About this task:
Return the entries that follow exactly, with no images.

Data:
-*-

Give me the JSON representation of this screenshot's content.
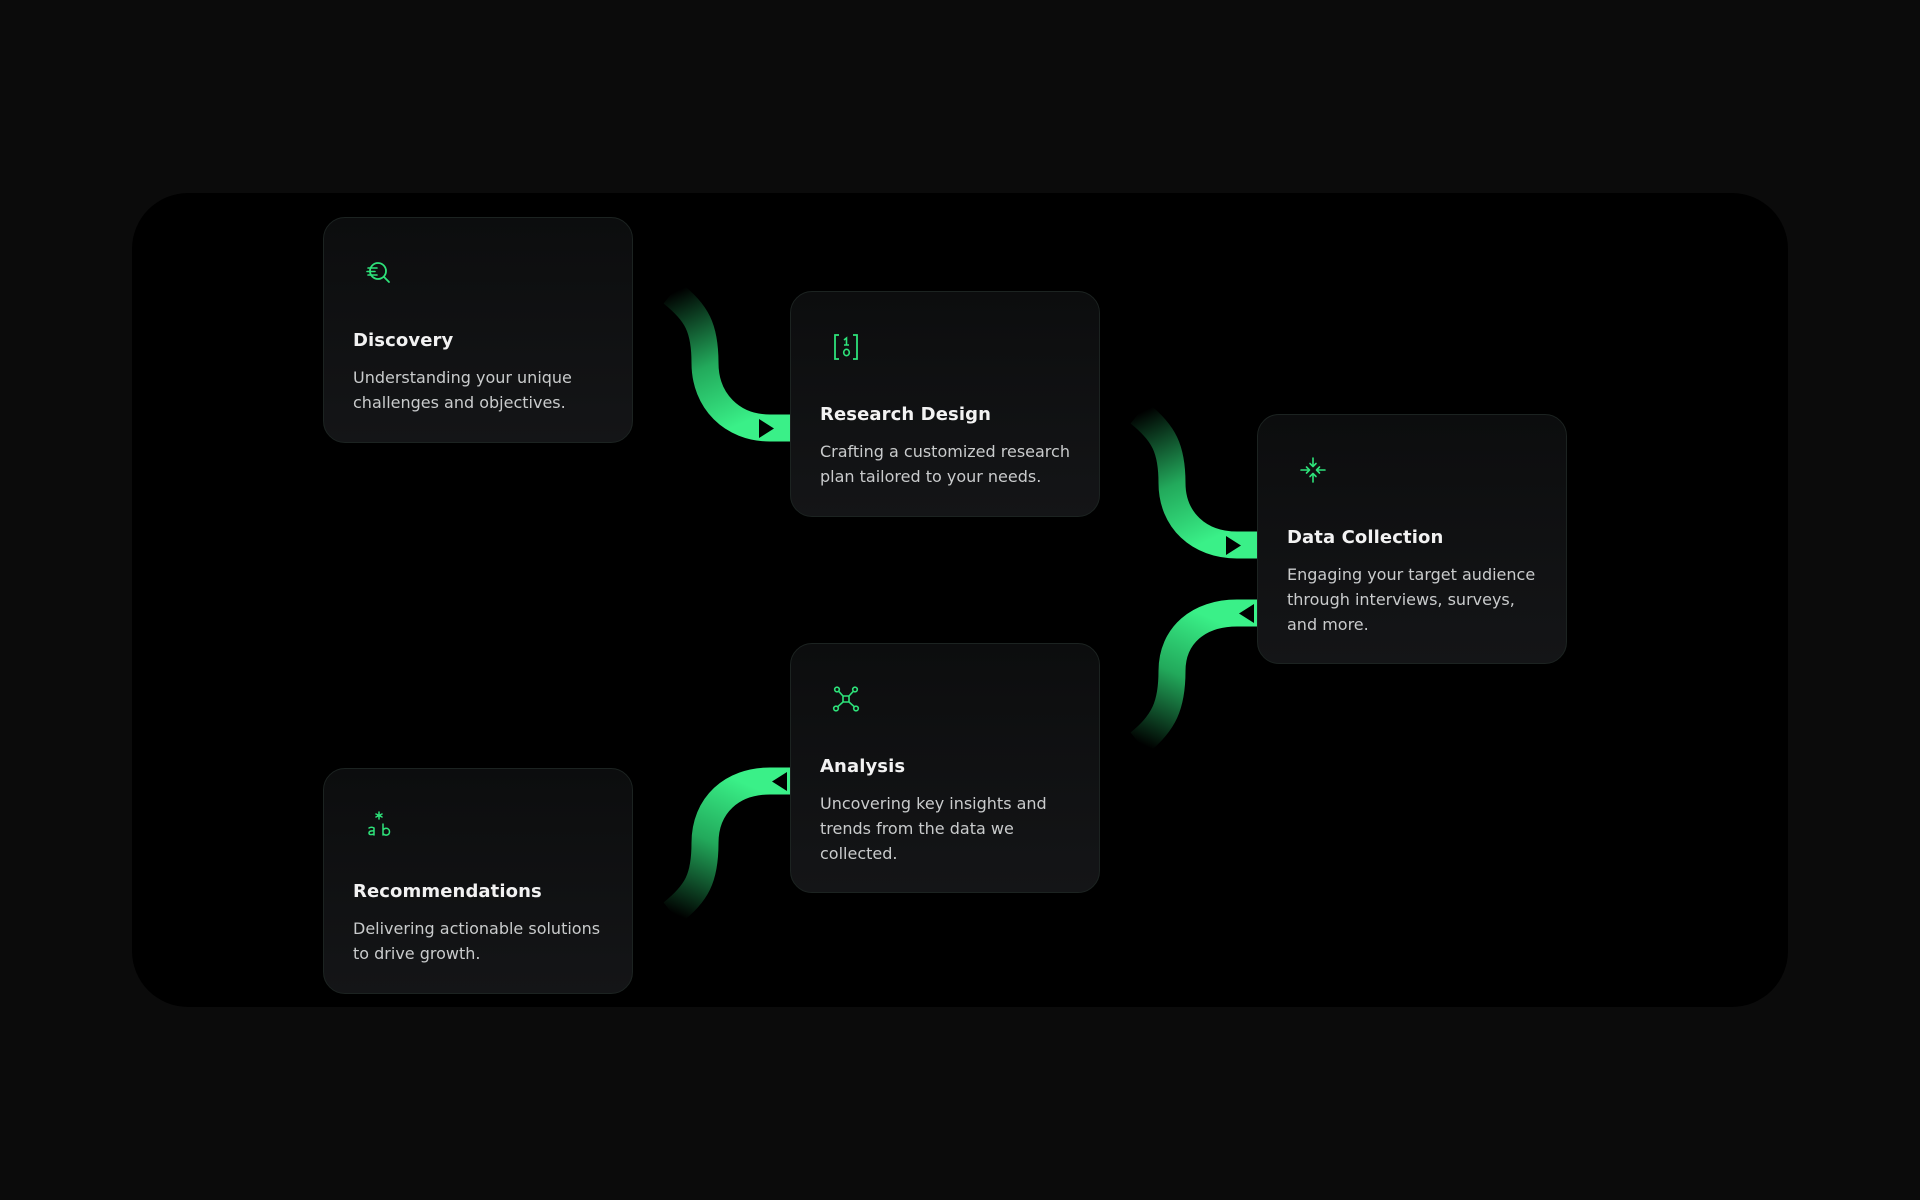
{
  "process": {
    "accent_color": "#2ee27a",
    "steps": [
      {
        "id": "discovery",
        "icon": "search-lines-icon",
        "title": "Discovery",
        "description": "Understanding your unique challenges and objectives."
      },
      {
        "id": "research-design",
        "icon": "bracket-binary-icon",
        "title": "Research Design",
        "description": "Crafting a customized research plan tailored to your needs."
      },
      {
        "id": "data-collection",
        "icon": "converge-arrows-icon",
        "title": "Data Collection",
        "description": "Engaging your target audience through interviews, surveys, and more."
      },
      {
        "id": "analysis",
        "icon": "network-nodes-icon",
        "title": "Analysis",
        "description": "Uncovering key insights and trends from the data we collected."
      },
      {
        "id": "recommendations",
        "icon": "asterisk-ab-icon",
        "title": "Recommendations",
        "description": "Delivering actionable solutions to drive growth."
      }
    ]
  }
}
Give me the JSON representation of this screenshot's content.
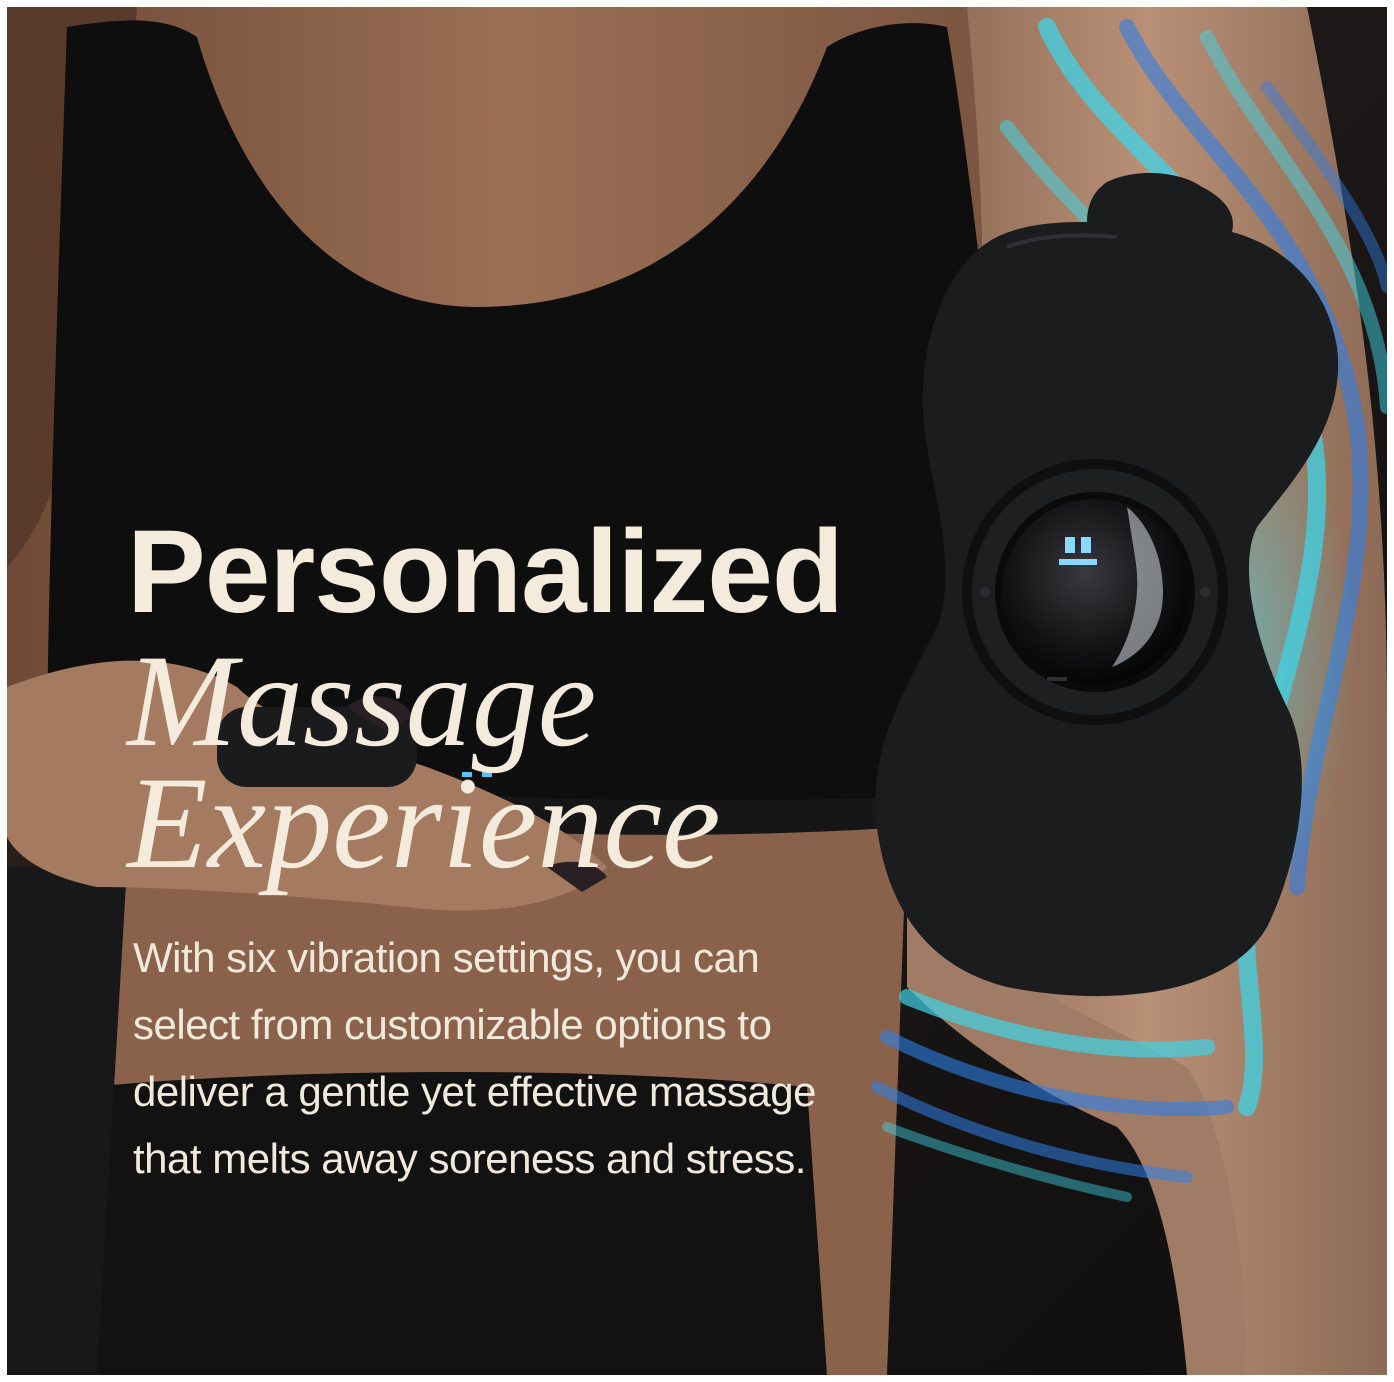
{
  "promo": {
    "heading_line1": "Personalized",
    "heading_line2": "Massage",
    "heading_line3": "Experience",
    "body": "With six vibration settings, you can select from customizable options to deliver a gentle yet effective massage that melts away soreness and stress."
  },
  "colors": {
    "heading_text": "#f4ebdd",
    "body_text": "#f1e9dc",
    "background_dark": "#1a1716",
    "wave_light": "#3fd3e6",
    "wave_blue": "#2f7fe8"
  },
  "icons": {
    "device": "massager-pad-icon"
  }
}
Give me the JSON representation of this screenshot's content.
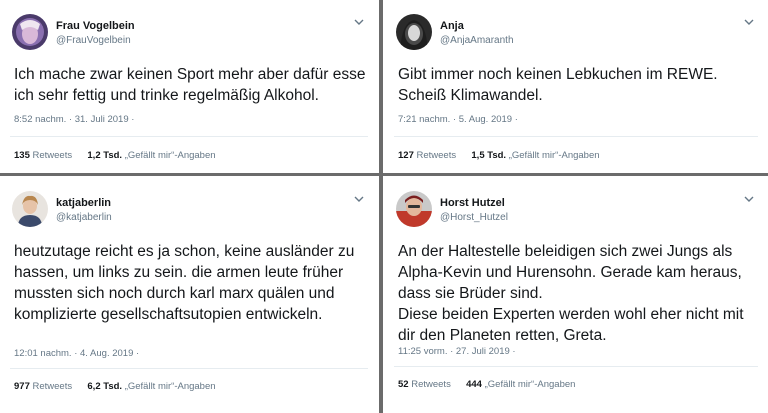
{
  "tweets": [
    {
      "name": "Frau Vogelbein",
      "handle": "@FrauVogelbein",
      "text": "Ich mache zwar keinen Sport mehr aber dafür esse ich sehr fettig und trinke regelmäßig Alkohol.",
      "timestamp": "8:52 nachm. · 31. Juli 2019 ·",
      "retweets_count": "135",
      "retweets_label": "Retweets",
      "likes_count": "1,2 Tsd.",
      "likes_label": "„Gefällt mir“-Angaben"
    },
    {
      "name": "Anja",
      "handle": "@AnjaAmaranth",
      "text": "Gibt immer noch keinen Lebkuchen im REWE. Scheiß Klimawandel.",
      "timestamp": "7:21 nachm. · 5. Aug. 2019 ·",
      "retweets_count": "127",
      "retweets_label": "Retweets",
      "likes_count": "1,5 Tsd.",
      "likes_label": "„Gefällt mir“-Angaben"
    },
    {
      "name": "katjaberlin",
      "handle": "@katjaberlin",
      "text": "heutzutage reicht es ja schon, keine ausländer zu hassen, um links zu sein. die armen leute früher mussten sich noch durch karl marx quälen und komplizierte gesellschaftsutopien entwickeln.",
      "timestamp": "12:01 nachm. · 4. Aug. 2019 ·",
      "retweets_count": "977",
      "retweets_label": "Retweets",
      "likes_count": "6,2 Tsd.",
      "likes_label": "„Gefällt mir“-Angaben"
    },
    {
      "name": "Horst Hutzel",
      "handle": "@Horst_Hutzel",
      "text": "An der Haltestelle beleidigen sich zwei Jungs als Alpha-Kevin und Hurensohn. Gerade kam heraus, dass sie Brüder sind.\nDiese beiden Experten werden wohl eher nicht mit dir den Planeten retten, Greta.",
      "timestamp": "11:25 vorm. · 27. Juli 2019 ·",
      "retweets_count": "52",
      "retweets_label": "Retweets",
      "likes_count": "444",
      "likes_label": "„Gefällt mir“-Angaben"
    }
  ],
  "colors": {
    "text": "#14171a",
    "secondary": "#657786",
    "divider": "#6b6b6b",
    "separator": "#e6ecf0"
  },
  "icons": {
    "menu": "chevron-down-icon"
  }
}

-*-

Result:
Give me the JSON representation of this screenshot's content.
{
  "process": {
    "accent_color": "#2ee27a",
    "steps": [
      {
        "id": "discovery",
        "icon": "search-lines-icon",
        "title": "Discovery",
        "description": "Understanding your unique challenges and objectives."
      },
      {
        "id": "research-design",
        "icon": "bracket-binary-icon",
        "title": "Research Design",
        "description": "Crafting a customized research plan tailored to your needs."
      },
      {
        "id": "data-collection",
        "icon": "converge-arrows-icon",
        "title": "Data Collection",
        "description": "Engaging your target audience through interviews, surveys, and more."
      },
      {
        "id": "analysis",
        "icon": "network-nodes-icon",
        "title": "Analysis",
        "description": "Uncovering key insights and trends from the data we collected."
      },
      {
        "id": "recommendations",
        "icon": "asterisk-ab-icon",
        "title": "Recommendations",
        "description": "Delivering actionable solutions to drive growth."
      }
    ]
  }
}
Give me the JSON representation of this screenshot's content.
{
  "promo": {
    "heading_line1": "Personalized",
    "heading_line2": "Massage",
    "heading_line3": "Experience",
    "body": "With six vibration settings, you can select from customizable options to deliver a gentle yet effective massage that melts away soreness and stress."
  },
  "colors": {
    "heading_text": "#f4ebdd",
    "body_text": "#f1e9dc",
    "background_dark": "#1a1716",
    "wave_light": "#3fd3e6",
    "wave_blue": "#2f7fe8"
  },
  "icons": {
    "device": "massager-pad-icon"
  }
}
Give me the JSON representation of this screenshot's content.
{
  "tweets": [
    {
      "name": "Frau Vogelbein",
      "handle": "@FrauVogelbein",
      "text": "Ich mache zwar keinen Sport mehr aber dafür esse ich sehr fettig und trinke regelmäßig Alkohol.",
      "timestamp": "8:52 nachm. · 31. Juli 2019 ·",
      "retweets_count": "135",
      "retweets_label": "Retweets",
      "likes_count": "1,2 Tsd.",
      "likes_label": "„Gefällt mir“-Angaben"
    },
    {
      "name": "Anja",
      "handle": "@AnjaAmaranth",
      "text": "Gibt immer noch keinen Lebkuchen im REWE. Scheiß Klimawandel.",
      "timestamp": "7:21 nachm. · 5. Aug. 2019 ·",
      "retweets_count": "127",
      "retweets_label": "Retweets",
      "likes_count": "1,5 Tsd.",
      "likes_label": "„Gefällt mir“-Angaben"
    },
    {
      "name": "katjaberlin",
      "handle": "@katjaberlin",
      "text": "heutzutage reicht es ja schon, keine ausländer zu hassen, um links zu sein. die armen leute früher mussten sich noch durch karl marx quälen und komplizierte gesellschaftsutopien entwickeln.",
      "timestamp": "12:01 nachm. · 4. Aug. 2019 ·",
      "retweets_count": "977",
      "retweets_label": "Retweets",
      "likes_count": "6,2 Tsd.",
      "likes_label": "„Gefällt mir“-Angaben"
    },
    {
      "name": "Horst Hutzel",
      "handle": "@Horst_Hutzel",
      "text": "An der Haltestelle beleidigen sich zwei Jungs als Alpha-Kevin und Hurensohn. Gerade kam heraus, dass sie Brüder sind.\nDiese beiden Experten werden wohl eher nicht mit dir den Planeten retten, Greta.",
      "timestamp": "11:25 vorm. · 27. Juli 2019 ·",
      "retweets_count": "52",
      "retweets_label": "Retweets",
      "likes_count": "444",
      "likes_label": "„Gefällt mir“-Angaben"
    }
  ],
  "colors": {
    "text": "#14171a",
    "secondary": "#657786",
    "divider": "#6b6b6b",
    "separator": "#e6ecf0"
  },
  "icons": {
    "menu": "chevron-down-icon"
  }
}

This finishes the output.